The Zurich newspaper NZZ am Sonntag recently revealed numbers from a centre in Zurich, that aids victims of forced mariage, showing an increase of nearly 70% in the number of victims in 2016 compared to 2015. In 2015, the centre recorded 60 cases. Over the first seven months of 2016 they have recorded more than 100.
The centre is particularly alarmed by a spike in the number of marriages involving under age brides. Since opening in 2005, until the end of 2015, the centre had only seen five cases involving girls under 16. Over the last seven months they have seen 26 cases.
One case involved a ten year old Somalian girl, who, like all other children of her age went to school, but was already married. Or that of another young girl who was also married and, according to a female doctor, had been sexually abused.
The 26 cases occurred in the cantons of Zurich, Bern, Basel, St Gallen and Luzern. The married minors belonged mainly to Eritrean, Somalian, Iraqi and Syrian communities based in Switzerland, suggesting a link between increased migration from these countries. Anu Sivaganesan, who is in charge of the centre, pointed also to increased awareness of the problem among doctors and social workers.
Swiss authorities have been fighting against the problem for several years, a task made difficult because of the young victims fear of speaking out, and the complexity of gaining direct access to them.
In 2012, Switzerland’s parliament voted to stiffen penalties for forced mariage.
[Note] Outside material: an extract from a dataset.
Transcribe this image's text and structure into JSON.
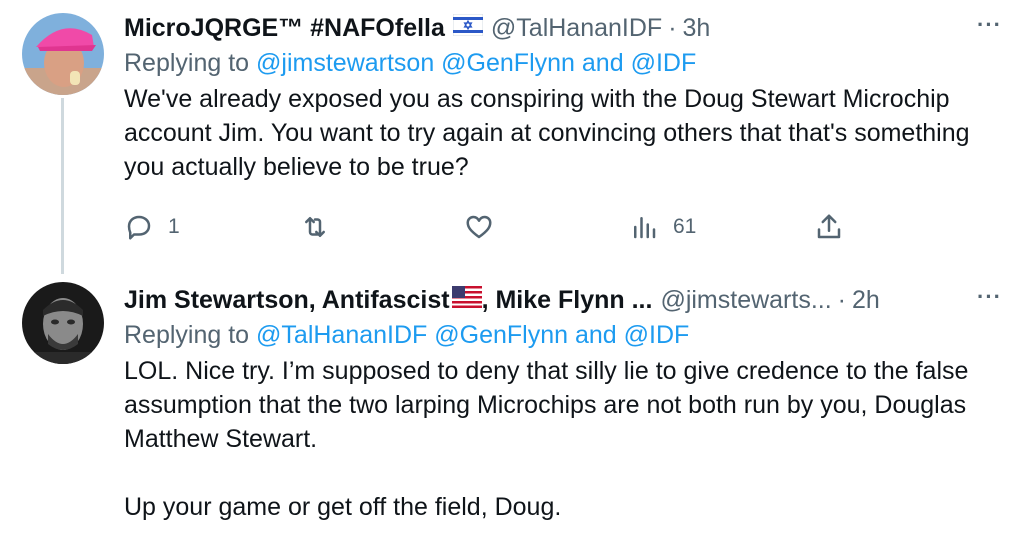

Swiss law allows forced marriages and marriages involving minors to be annulled, even those concluded abroad. Those found guilty face penalties of up to five years in prison.
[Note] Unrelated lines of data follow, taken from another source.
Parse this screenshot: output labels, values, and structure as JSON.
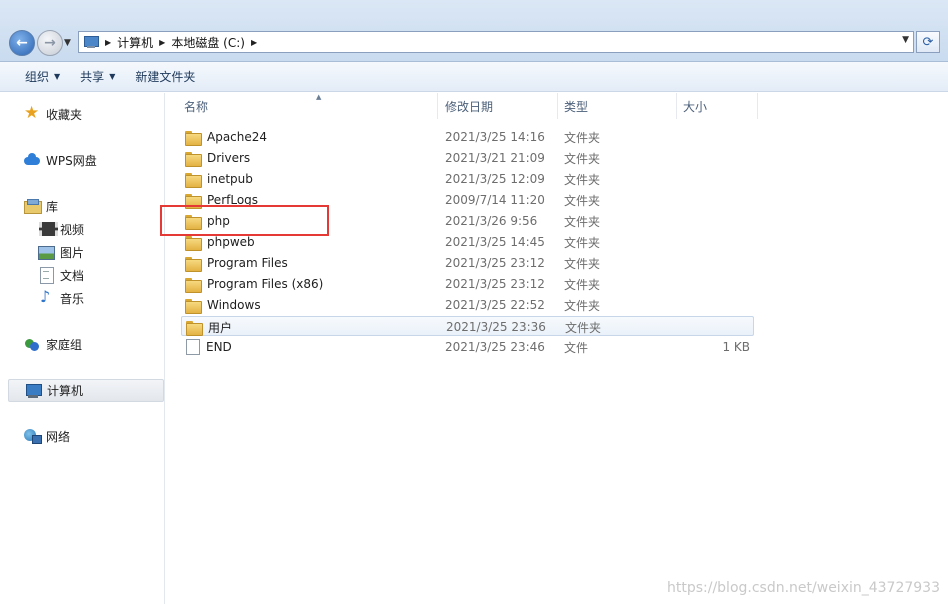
{
  "address_bar": {
    "breadcrumbs": [
      "计算机",
      "本地磁盘 (C:)"
    ]
  },
  "toolbar": {
    "organize": "组织",
    "share": "共享",
    "new_folder": "新建文件夹"
  },
  "sidebar": {
    "favorites": "收藏夹",
    "wps": "WPS网盘",
    "library": "库",
    "video": "视频",
    "pictures": "图片",
    "documents": "文档",
    "music": "音乐",
    "homegroup": "家庭组",
    "computer": "计算机",
    "network": "网络"
  },
  "columns": {
    "name": "名称",
    "date": "修改日期",
    "type": "类型",
    "size": "大小"
  },
  "files": [
    {
      "name": "Apache24",
      "date": "2021/3/25 14:16",
      "type": "文件夹",
      "size": ""
    },
    {
      "name": "Drivers",
      "date": "2021/3/21 21:09",
      "type": "文件夹",
      "size": ""
    },
    {
      "name": "inetpub",
      "date": "2021/3/25 12:09",
      "type": "文件夹",
      "size": ""
    },
    {
      "name": "PerfLogs",
      "date": "2009/7/14 11:20",
      "type": "文件夹",
      "size": ""
    },
    {
      "name": "php",
      "date": "2021/3/26 9:56",
      "type": "文件夹",
      "size": ""
    },
    {
      "name": "phpweb",
      "date": "2021/3/25 14:45",
      "type": "文件夹",
      "size": ""
    },
    {
      "name": "Program Files",
      "date": "2021/3/25 23:12",
      "type": "文件夹",
      "size": ""
    },
    {
      "name": "Program Files (x86)",
      "date": "2021/3/25 23:12",
      "type": "文件夹",
      "size": ""
    },
    {
      "name": "Windows",
      "date": "2021/3/25 22:52",
      "type": "文件夹",
      "size": ""
    },
    {
      "name": "用户",
      "date": "2021/3/25 23:36",
      "type": "文件夹",
      "size": ""
    },
    {
      "name": "END",
      "date": "2021/3/25 23:46",
      "type": "文件",
      "size": "1 KB"
    }
  ],
  "watermark": "https://blog.csdn.net/weixin_43727933"
}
In addition, the changes affect migrant family reunification rules. In cases of forced marriage, family reunification isn’t possible. Victims however, can stay in Switzerland after a forced marriage has been annulled.